Fraudsters are using the cost of living crisis to expand their scams, with a sharp rise in energy-related schemes that exploit Britons’ desire to save money on electricity and gas bills, according to analysis of official data.
Cons mentioning the names of the UK’s biggest energy companies rose 10 per cent year-on-year in the first quarter of 2022, the consumer group Which? said in its assessment of Action Fraud figures.
In January, the annual jump was 27 per cent. As energy bills soar, Which? said the true figure was likely to be higher, noting that many scam attempts go unreported.
Scammers are targeting consumers with “Phishing” attempts designed to harvest their personal information, including bank details, which can then be used to carry out more sophisticated frauds.
UK Finance, the banking trade body, said data breaches and phishing attempts contributed to £ 784mn of bank fraud losses in 2020, the latest year for which data is available.
One of the most common methods Which? has seen are emails from scammers posing as energy suppliers inviting customers to claim a refund due to a “miscalculation” on their energy bill.
The emails look like genuine communications from energy suppliers, as the scammers “spoof” the email display name, so it appears to be coming from an official address. In order to claim the rebate, customers are invited to click a link and input their bank details.
Other phishing scams in circulation relate to the government £ 15bn energy help package.
Earlier this month, Ofgem wrote to all energy suppliers urging them to warn customers about bogus texts and WhatsApp messages purporting to be from the energy regulator.
The fake messages read: “You are eligible for the government funded £ 400 energy rebate,” inviting customers to click on a fake link to “complete your application”. In reality, this rebate will be automatically applied to customer bills from October.
Which? said the collapse of dozens of energy companies had created an atmosphere of confusion around outstanding bills, with scammers posing as debt collection companies in an attempt to extract money from former customers.
The consumer group has seen “sophisticated” emails received by customers including their full names and knowledge of their former supplier, adding it was particularly concerned that customer data could have been “mishandled or stolen” as companies were wound down.
Action Fraud, the national reporting center for fraud and cyber crime, has also warned of a scam where criminals clone prepayment meter tokens, and sell these on at reduced prices. It warned that in reality, customers would end up paying for their energy consumption twice, once their legitimate supplier had established what was happening.
“We advise all consumers to be wary of unsolicited emails, texts or letters, especially those not addressed to you by name which might request sensitive information or ask you to complete a bank transfer,” said Jenny Ross, Which? money editor.

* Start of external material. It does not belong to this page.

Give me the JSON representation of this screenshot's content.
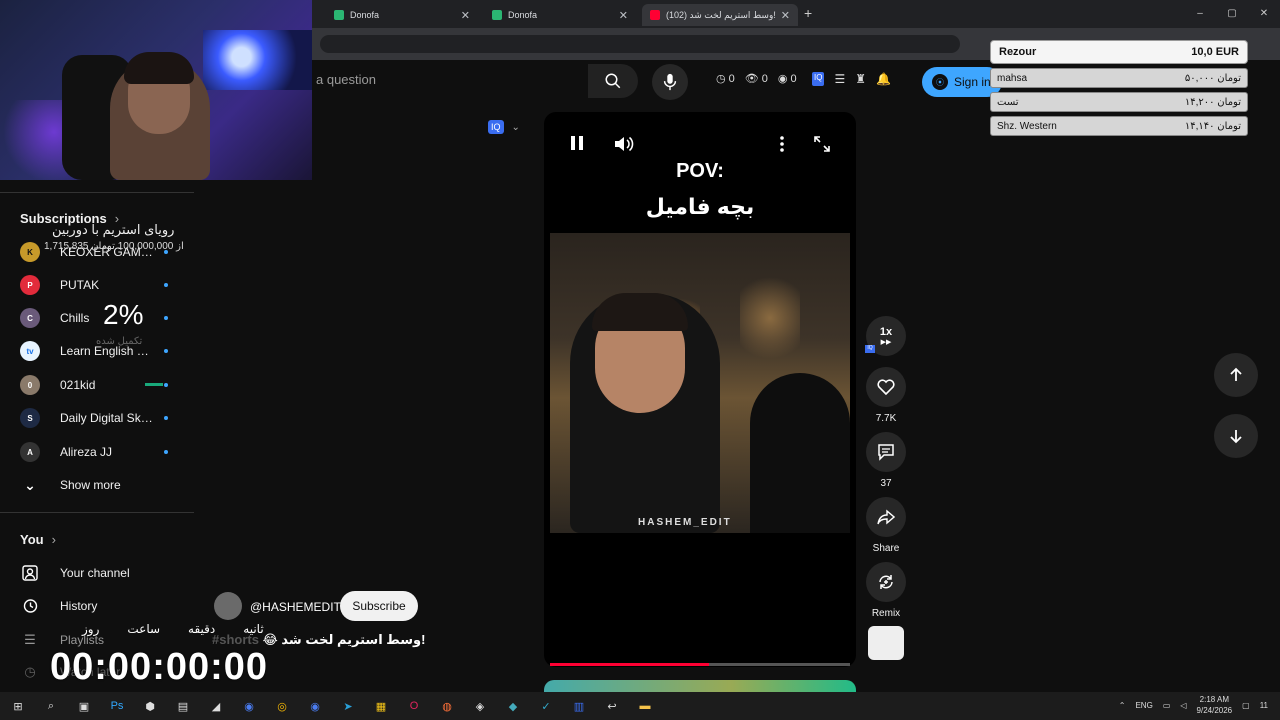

A simple way to check the origin of emails claiming to be from an energy provider is by clicking the sender name to display the source email address. Consumers can then check their supplier’s official domain name on the company’s official website. Which? also cautions that consumers’ legitimate supplier will never ask for bank details, as they have them on record.

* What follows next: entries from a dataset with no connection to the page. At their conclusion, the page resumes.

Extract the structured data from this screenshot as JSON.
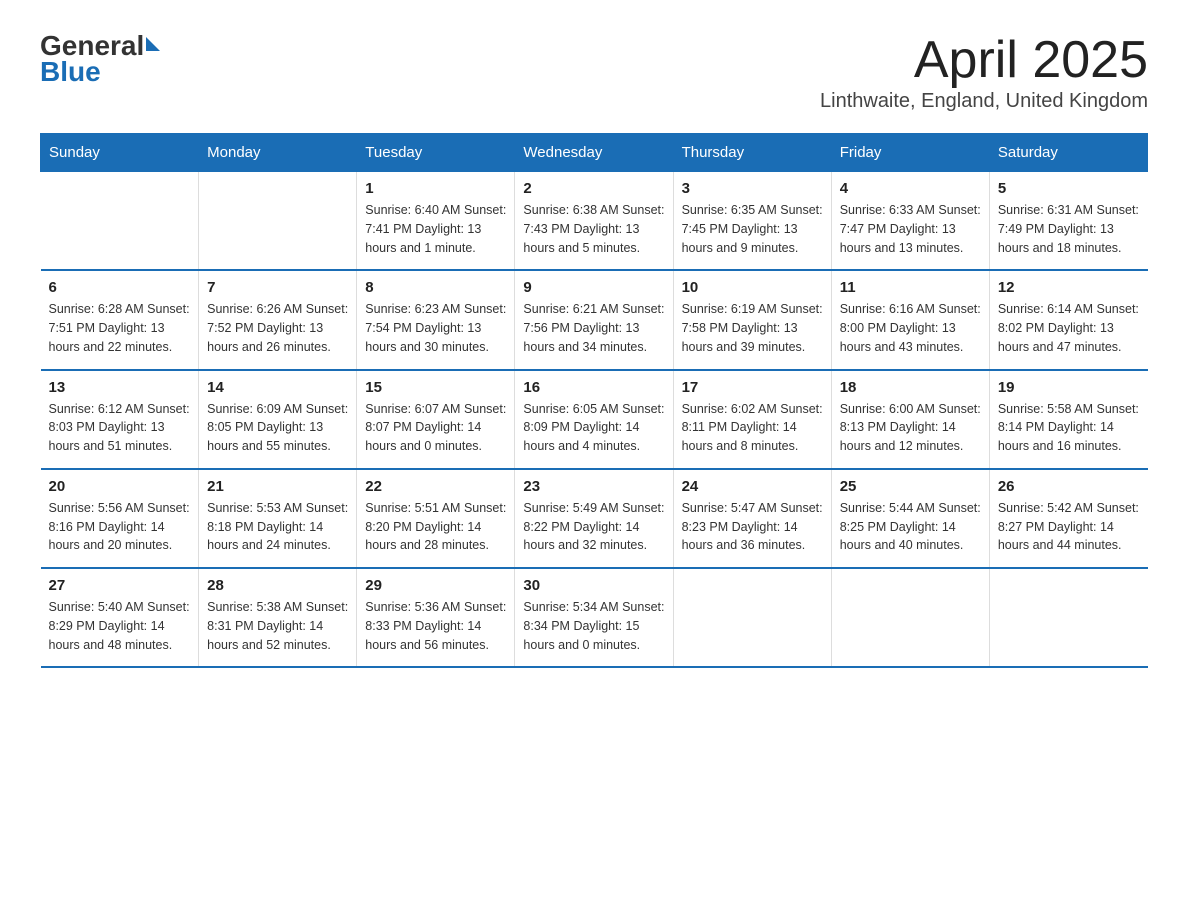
{
  "header": {
    "logo_general": "General",
    "logo_blue": "Blue",
    "title": "April 2025",
    "location": "Linthwaite, England, United Kingdom"
  },
  "days_of_week": [
    "Sunday",
    "Monday",
    "Tuesday",
    "Wednesday",
    "Thursday",
    "Friday",
    "Saturday"
  ],
  "weeks": [
    [
      {
        "day": "",
        "info": ""
      },
      {
        "day": "",
        "info": ""
      },
      {
        "day": "1",
        "info": "Sunrise: 6:40 AM\nSunset: 7:41 PM\nDaylight: 13 hours and 1 minute."
      },
      {
        "day": "2",
        "info": "Sunrise: 6:38 AM\nSunset: 7:43 PM\nDaylight: 13 hours and 5 minutes."
      },
      {
        "day": "3",
        "info": "Sunrise: 6:35 AM\nSunset: 7:45 PM\nDaylight: 13 hours and 9 minutes."
      },
      {
        "day": "4",
        "info": "Sunrise: 6:33 AM\nSunset: 7:47 PM\nDaylight: 13 hours and 13 minutes."
      },
      {
        "day": "5",
        "info": "Sunrise: 6:31 AM\nSunset: 7:49 PM\nDaylight: 13 hours and 18 minutes."
      }
    ],
    [
      {
        "day": "6",
        "info": "Sunrise: 6:28 AM\nSunset: 7:51 PM\nDaylight: 13 hours and 22 minutes."
      },
      {
        "day": "7",
        "info": "Sunrise: 6:26 AM\nSunset: 7:52 PM\nDaylight: 13 hours and 26 minutes."
      },
      {
        "day": "8",
        "info": "Sunrise: 6:23 AM\nSunset: 7:54 PM\nDaylight: 13 hours and 30 minutes."
      },
      {
        "day": "9",
        "info": "Sunrise: 6:21 AM\nSunset: 7:56 PM\nDaylight: 13 hours and 34 minutes."
      },
      {
        "day": "10",
        "info": "Sunrise: 6:19 AM\nSunset: 7:58 PM\nDaylight: 13 hours and 39 minutes."
      },
      {
        "day": "11",
        "info": "Sunrise: 6:16 AM\nSunset: 8:00 PM\nDaylight: 13 hours and 43 minutes."
      },
      {
        "day": "12",
        "info": "Sunrise: 6:14 AM\nSunset: 8:02 PM\nDaylight: 13 hours and 47 minutes."
      }
    ],
    [
      {
        "day": "13",
        "info": "Sunrise: 6:12 AM\nSunset: 8:03 PM\nDaylight: 13 hours and 51 minutes."
      },
      {
        "day": "14",
        "info": "Sunrise: 6:09 AM\nSunset: 8:05 PM\nDaylight: 13 hours and 55 minutes."
      },
      {
        "day": "15",
        "info": "Sunrise: 6:07 AM\nSunset: 8:07 PM\nDaylight: 14 hours and 0 minutes."
      },
      {
        "day": "16",
        "info": "Sunrise: 6:05 AM\nSunset: 8:09 PM\nDaylight: 14 hours and 4 minutes."
      },
      {
        "day": "17",
        "info": "Sunrise: 6:02 AM\nSunset: 8:11 PM\nDaylight: 14 hours and 8 minutes."
      },
      {
        "day": "18",
        "info": "Sunrise: 6:00 AM\nSunset: 8:13 PM\nDaylight: 14 hours and 12 minutes."
      },
      {
        "day": "19",
        "info": "Sunrise: 5:58 AM\nSunset: 8:14 PM\nDaylight: 14 hours and 16 minutes."
      }
    ],
    [
      {
        "day": "20",
        "info": "Sunrise: 5:56 AM\nSunset: 8:16 PM\nDaylight: 14 hours and 20 minutes."
      },
      {
        "day": "21",
        "info": "Sunrise: 5:53 AM\nSunset: 8:18 PM\nDaylight: 14 hours and 24 minutes."
      },
      {
        "day": "22",
        "info": "Sunrise: 5:51 AM\nSunset: 8:20 PM\nDaylight: 14 hours and 28 minutes."
      },
      {
        "day": "23",
        "info": "Sunrise: 5:49 AM\nSunset: 8:22 PM\nDaylight: 14 hours and 32 minutes."
      },
      {
        "day": "24",
        "info": "Sunrise: 5:47 AM\nSunset: 8:23 PM\nDaylight: 14 hours and 36 minutes."
      },
      {
        "day": "25",
        "info": "Sunrise: 5:44 AM\nSunset: 8:25 PM\nDaylight: 14 hours and 40 minutes."
      },
      {
        "day": "26",
        "info": "Sunrise: 5:42 AM\nSunset: 8:27 PM\nDaylight: 14 hours and 44 minutes."
      }
    ],
    [
      {
        "day": "27",
        "info": "Sunrise: 5:40 AM\nSunset: 8:29 PM\nDaylight: 14 hours and 48 minutes."
      },
      {
        "day": "28",
        "info": "Sunrise: 5:38 AM\nSunset: 8:31 PM\nDaylight: 14 hours and 52 minutes."
      },
      {
        "day": "29",
        "info": "Sunrise: 5:36 AM\nSunset: 8:33 PM\nDaylight: 14 hours and 56 minutes."
      },
      {
        "day": "30",
        "info": "Sunrise: 5:34 AM\nSunset: 8:34 PM\nDaylight: 15 hours and 0 minutes."
      },
      {
        "day": "",
        "info": ""
      },
      {
        "day": "",
        "info": ""
      },
      {
        "day": "",
        "info": ""
      }
    ]
  ]
}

“If in doubt, contact your energy supplier directly using the contact information on their website,” Ross added.